As you may have read in my earlier post about mini-arcade machines, I did end up building the Pac-Man model. But, not satisfied with just a paper model, I decided I’d add some official Pac-Man sounds. Do you remember those greeting cards that record a few moments of sound and play it back when the card is opened? Well, I looked all over town for one of those, intending to tear it apart and use the audio chip. I couldn’t find one anywhere. Fortunately for me, Radio Shack came through again with their 9-Volt, 20-Second Recording Module (for only $10.49). I wasn’t thrilled about the idea of a relatively heavy 9-volt battery, but it actually makes the machine feel more authentic.
As you’ll see in the photos, I had to use a heavier card-stock to carry the weight of the battery and endure the button presses on the front panel.
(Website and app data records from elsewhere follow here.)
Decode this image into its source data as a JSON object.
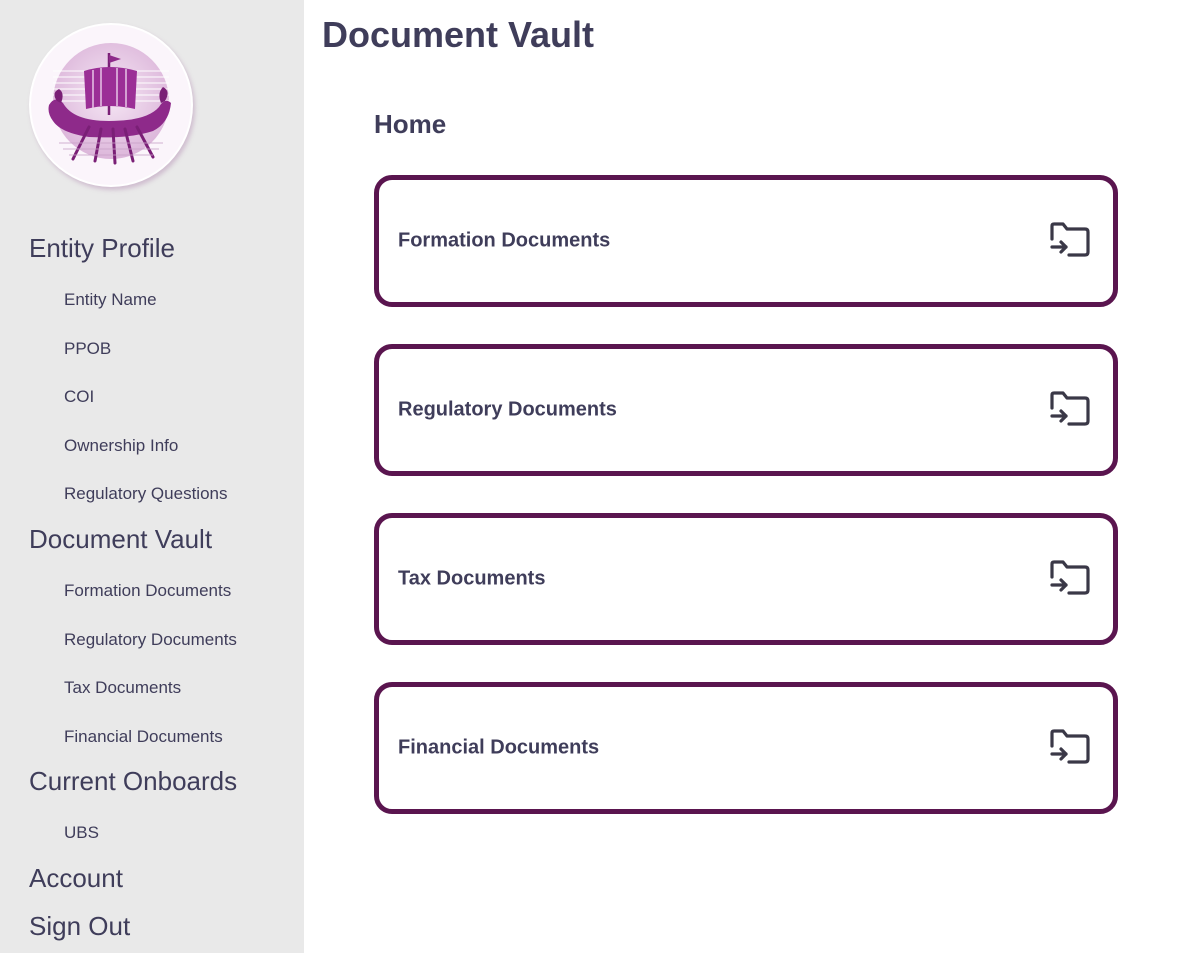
{
  "app": {
    "title": "Document Vault",
    "logo_icon": "viking-ship-logo-icon"
  },
  "sidebar": {
    "sections": [
      {
        "label": "Entity Profile",
        "items": [
          "Entity Name",
          "PPOB",
          "COI",
          "Ownership Info",
          "Regulatory Questions"
        ]
      },
      {
        "label": "Document Vault",
        "items": [
          "Formation Documents",
          "Regulatory Documents",
          "Tax Documents",
          "Financial Documents"
        ]
      },
      {
        "label": "Current Onboards",
        "items": [
          "UBS"
        ]
      },
      {
        "label": "Account",
        "items": []
      },
      {
        "label": "Sign Out",
        "items": []
      }
    ]
  },
  "main": {
    "breadcrumb": "Home",
    "cards": [
      {
        "label": "Formation Documents",
        "icon": "folder-open-icon"
      },
      {
        "label": "Regulatory Documents",
        "icon": "folder-open-icon"
      },
      {
        "label": "Tax Documents",
        "icon": "folder-open-icon"
      },
      {
        "label": "Financial Documents",
        "icon": "folder-open-icon"
      }
    ]
  },
  "colors": {
    "sidebar_bg": "#e9e9e9",
    "text": "#3f3d5a",
    "card_border": "#5a154f",
    "logo_purple": "#8e2a8a"
  }
}
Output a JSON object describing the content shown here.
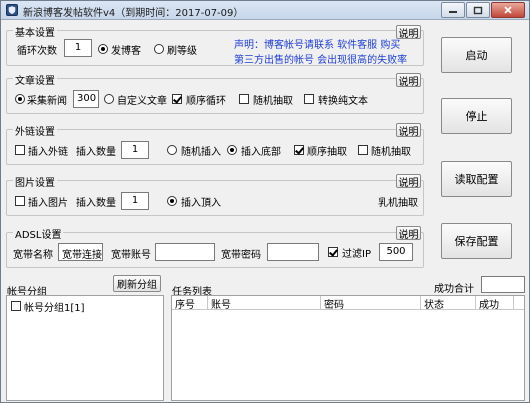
{
  "window": {
    "title": "新浪博客发帖软件v4（到期时间：2017-07-09）"
  },
  "basic": {
    "title": "基本设置",
    "loop_label": "循环次数",
    "loop_value": "1",
    "radio_blog": "发博客",
    "radio_upgrade": "刷等级",
    "help": "说明",
    "notice_line1": "声明：博客帐号请联系 软件客服 购买",
    "notice_line2": "第三方出售的帐号 会出现很高的失败率"
  },
  "article": {
    "title": "文章设置",
    "radio_collect": "采集新闻",
    "collect_value": "300",
    "radio_custom": "自定义文章",
    "check_order": "顺序循环",
    "check_random": "随机抽取",
    "check_plain": "转换纯文本",
    "help": "说明"
  },
  "links": {
    "title": "外链设置",
    "check_insert": "插入外链",
    "count_label": "插入数量",
    "count_value": "1",
    "radio_random": "随机插入",
    "radio_bottom": "插入底部",
    "check_order": "顺序抽取",
    "check_random": "随机抽取",
    "help": "说明"
  },
  "images": {
    "title": "图片设置",
    "check_insert": "插入图片",
    "count_label": "插入数量",
    "count_value": "1",
    "radio_top": "插入頂入",
    "extra": "乳机抽取",
    "help": "说明"
  },
  "adsl": {
    "title": "ADSL设置",
    "name_label": "宽带名称",
    "name_value": "宽带连接",
    "account_label": "宽带账号",
    "account_value": "",
    "password_label": "宽带密码",
    "password_value": "",
    "check_filter": "过滤IP",
    "filter_value": "500",
    "help": "说明"
  },
  "actions": {
    "start": "启动",
    "stop": "停止",
    "read_config": "读取配置",
    "save_config": "保存配置"
  },
  "success_total_label": "成功合计",
  "success_total_value": "",
  "accounts": {
    "title": "帐号分组",
    "refresh": "刷新分组",
    "group_item": "帐号分组1[1]"
  },
  "tasks": {
    "title": "任务列表",
    "columns": [
      "序号",
      "账号",
      "密码",
      "状态",
      "成功"
    ]
  }
}
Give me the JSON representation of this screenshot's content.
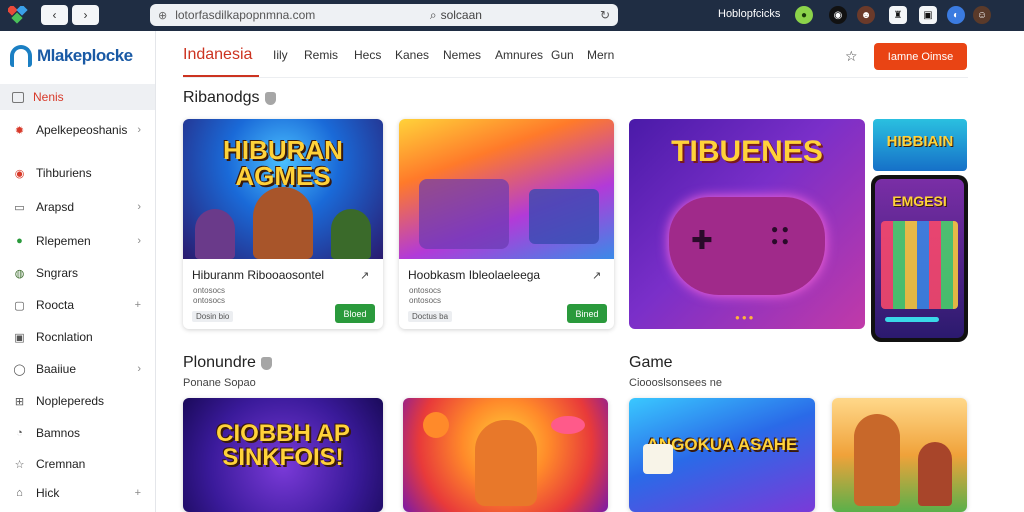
{
  "browser": {
    "url": "lotorfasdilkapopnmna.com",
    "search_text": "solcaan",
    "site_title": "Hoblopfcicks"
  },
  "sidebar": {
    "brand": "Mlakeplocke",
    "items": [
      {
        "label": "Nenis",
        "icon": "home-icon",
        "active": true,
        "trail": ""
      },
      {
        "label": "Apelkepeoshanis",
        "icon": "gear-icon",
        "active": false,
        "trail": "›"
      },
      {
        "label": "Tihburiens",
        "icon": "target-icon",
        "active": false,
        "trail": ""
      },
      {
        "label": "Arapsd",
        "icon": "monitor-icon",
        "active": false,
        "trail": "›"
      },
      {
        "label": "Rlepemen",
        "icon": "circle-icon",
        "active": false,
        "trail": "›"
      },
      {
        "label": "Sngrars",
        "icon": "globe-icon",
        "active": false,
        "trail": ""
      },
      {
        "label": "Roocta",
        "icon": "box-icon",
        "active": false,
        "trail": "+"
      },
      {
        "label": "Rocnlation",
        "icon": "image-icon",
        "active": false,
        "trail": ""
      },
      {
        "label": "Baaiiue",
        "icon": "pin-icon",
        "active": false,
        "trail": "›"
      },
      {
        "label": "Noplepereds",
        "icon": "book-icon",
        "active": false,
        "trail": ""
      },
      {
        "label": "Bamnos",
        "icon": "clock-icon",
        "active": false,
        "trail": ""
      },
      {
        "label": "Cremnan",
        "icon": "star-icon",
        "active": false,
        "trail": ""
      },
      {
        "label": "Hick",
        "icon": "bag-icon",
        "active": false,
        "trail": "+"
      }
    ]
  },
  "tabs": [
    "Indanesia",
    "Iily",
    "Remis",
    "Hecs",
    "Kanes",
    "Nemes",
    "Amnures",
    "Gun",
    "Mern"
  ],
  "cta_label": "Iamne Oimse",
  "sections": {
    "featured_title": "Ribanodgs",
    "second_title": "Plonundre",
    "second_sub": "Ponane Sopao",
    "game_title": "Game",
    "game_sub": "Cioooslsonsees ne"
  },
  "cards": [
    {
      "art_text": "HIBURAN AGMES",
      "title": "Hiburanm Ribooaosontel",
      "meta": "ontosocs",
      "tag": "Dosin bio",
      "button": "Bloed"
    },
    {
      "art_text": "",
      "title": "Hoobkasm Ibleolaeleega",
      "meta": "ontosocs",
      "tag": "Doctus ba",
      "button": "Bined"
    }
  ],
  "banners": {
    "big": "TIBUENES",
    "small": "HIBBIAIN",
    "phone": "EMGESI"
  },
  "bottom_cards": [
    {
      "art_text": "CIOBBH AP SINKFOIS!"
    },
    {
      "art_text": ""
    },
    {
      "art_text": "ANGOKUA ASAHE"
    },
    {
      "art_text": ""
    }
  ],
  "colors": {
    "accent": "#cc3320",
    "cta": "#e94414",
    "green_button": "#2a9a3c",
    "chrome": "#1f2d43"
  }
}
I mounted the speaker behind the coin drawer on the front of the machine and the playback button where the joystick would have been in the real game. I thought about exposing the record button on the back panel, but I didn’t want people to accidentally record over the game sounds, so I left it dangling inside, just in case I need to re-record. I captured the coin “gulp” noise and the famous Pac-Man startup theme on the chip (thank you MAME). The speaker produces just enough volume to fit the size of the model.
It took me more than a few hours to plan everything out and assemble the Pac-Man model, but it was an enjoyable experience that cements my geek status (as if I wasn’t there already). Fortunately, my wife thinks the little machine is “cute,” and she plans on staying married to me. What more can a guy ask for?
Update: Quite a few people have asked for a video of its performance. Not wanting to disappoint, here you go.
If you missed Tech·Ed 2004 (and even if you didn’t), you can now download a video of the general session that covered our new Visual Studio Team System.
I’m slightly embarrassed (okay, not really) about how excited I was when I found this site the other night. I was up until 2:00am printing Defender on my inkjet printer, cutting out the pattern, and painstakingly gluing everything together. I’m not sure if I expected to be able to drop a small quarter in the front slot to play a MAME version of the game, but it’s still cool having a miniature Defender cabinet on my desk. I’m just about to build the Pac-Man machine (but where is Galaga!?). Wish me luck!
As an aside, I think Midway Arcade Treasures for the Xbox includes the most playable version of Defender that is currently available. In my opinion, the Xbox controller is vastly superior to a joystick/keyboard combination. Who would have guessed years ago that we would eventually be able to play Defender in its original glory on a 64” high-definition screen!?
MSDN TV has just published a new episode that introduces the Visual Studio 2005 (formerly known as “Whidbey”) Team System in a little over 11 minutes. Not directly related, but there’s also a short 10-minute video overview of the features included in the upcoming Windows XP Service Pack 2 from Rebecca Norlander and the good people at Channel 9.
The Windows Media Player 10 Technical Beta is now available for download. In addition to some of the new resize modes, the Auto Sync feature sounds pretty useful: “Auto Sync can be set up to automatically start downloading specific content to a device every time it is connected to a Windows XP–based computer—all while users engage in other player tasks.” Nice.